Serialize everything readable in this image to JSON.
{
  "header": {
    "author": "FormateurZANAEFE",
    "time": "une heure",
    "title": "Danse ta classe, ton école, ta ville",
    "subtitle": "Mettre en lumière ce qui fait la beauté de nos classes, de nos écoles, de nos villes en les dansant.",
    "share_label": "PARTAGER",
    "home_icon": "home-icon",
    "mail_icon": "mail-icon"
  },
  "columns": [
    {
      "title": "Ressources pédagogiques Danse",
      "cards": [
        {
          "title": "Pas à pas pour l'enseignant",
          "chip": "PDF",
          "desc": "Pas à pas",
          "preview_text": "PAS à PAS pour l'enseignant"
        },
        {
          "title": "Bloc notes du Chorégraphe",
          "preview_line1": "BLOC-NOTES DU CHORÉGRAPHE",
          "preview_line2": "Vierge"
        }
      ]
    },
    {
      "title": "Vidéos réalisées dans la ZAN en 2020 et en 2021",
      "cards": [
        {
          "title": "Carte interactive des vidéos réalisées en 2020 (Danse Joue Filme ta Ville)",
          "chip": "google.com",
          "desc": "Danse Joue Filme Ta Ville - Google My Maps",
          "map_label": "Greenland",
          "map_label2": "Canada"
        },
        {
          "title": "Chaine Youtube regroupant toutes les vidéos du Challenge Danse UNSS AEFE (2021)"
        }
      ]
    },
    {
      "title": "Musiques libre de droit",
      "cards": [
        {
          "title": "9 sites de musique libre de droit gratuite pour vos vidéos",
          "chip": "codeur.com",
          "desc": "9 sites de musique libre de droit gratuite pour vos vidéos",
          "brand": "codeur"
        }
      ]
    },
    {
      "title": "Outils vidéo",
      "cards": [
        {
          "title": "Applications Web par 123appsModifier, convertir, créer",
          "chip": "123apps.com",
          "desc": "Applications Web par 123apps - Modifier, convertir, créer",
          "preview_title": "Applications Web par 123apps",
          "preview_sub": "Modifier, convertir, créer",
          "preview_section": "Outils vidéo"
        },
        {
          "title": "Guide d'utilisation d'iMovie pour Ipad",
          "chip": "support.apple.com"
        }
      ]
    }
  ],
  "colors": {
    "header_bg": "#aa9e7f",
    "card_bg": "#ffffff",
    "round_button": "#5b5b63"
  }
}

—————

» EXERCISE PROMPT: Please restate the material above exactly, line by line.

» RESPONSE BELOW:
Serialize everything readable in this image to JSON.
{
  "header": {
    "author": "FormateurZANAEFE",
    "time": "une heure",
    "title": "Danse ta classe, ton école, ta ville",
    "subtitle": "Mettre en lumière ce qui fait la beauté de nos classes, de nos écoles, de nos villes en les dansant.",
    "share_label": "PARTAGER",
    "home_icon": "home-icon",
    "mail_icon": "mail-icon"
  },
  "columns": [
    {
      "title": "Ressources pédagogiques Danse",
      "cards": [
        {
          "title": "Pas à pas pour l'enseignant",
          "chip": "PDF",
          "desc": "Pas à pas",
          "preview_text": "PAS à PAS pour l'enseignant"
        },
        {
          "title": "Bloc notes du Chorégraphe",
          "preview_line1": "BLOC-NOTES DU CHORÉGRAPHE",
          "preview_line2": "Vierge"
        }
      ]
    },
    {
      "title": "Vidéos réalisées dans la ZAN en 2020 et en 2021",
      "cards": [
        {
          "title": "Carte interactive des vidéos réalisées en 2020 (Danse Joue Filme ta Ville)",
          "chip": "google.com",
          "desc": "Danse Joue Filme Ta Ville - Google My Maps",
          "map_label": "Greenland",
          "map_label2": "Canada"
        },
        {
          "title": "Chaine Youtube regroupant toutes les vidéos du Challenge Danse UNSS AEFE (2021)"
        }
      ]
    },
    {
      "title": "Musiques libre de droit",
      "cards": [
        {
          "title": "9 sites de musique libre de droit gratuite pour vos vidéos",
          "chip": "codeur.com",
          "desc": "9 sites de musique libre de droit gratuite pour vos vidéos",
          "brand": "codeur"
        }
      ]
    },
    {
      "title": "Outils vidéo",
      "cards": [
        {
          "title": "Applications Web par 123appsModifier, convertir, créer",
          "chip": "123apps.com",
          "desc": "Applications Web par 123apps - Modifier, convertir, créer",
          "preview_title": "Applications Web par 123apps",
          "preview_sub": "Modifier, convertir, créer",
          "preview_section": "Outils vidéo"
        },
        {
          "title": "Guide d'utilisation d'iMovie pour Ipad",
          "chip": "support.apple.com"
        }
      ]
    }
  ],
  "colors": {
    "header_bg": "#aa9e7f",
    "card_bg": "#ffffff",
    "round_button": "#5b5b63"
  }
}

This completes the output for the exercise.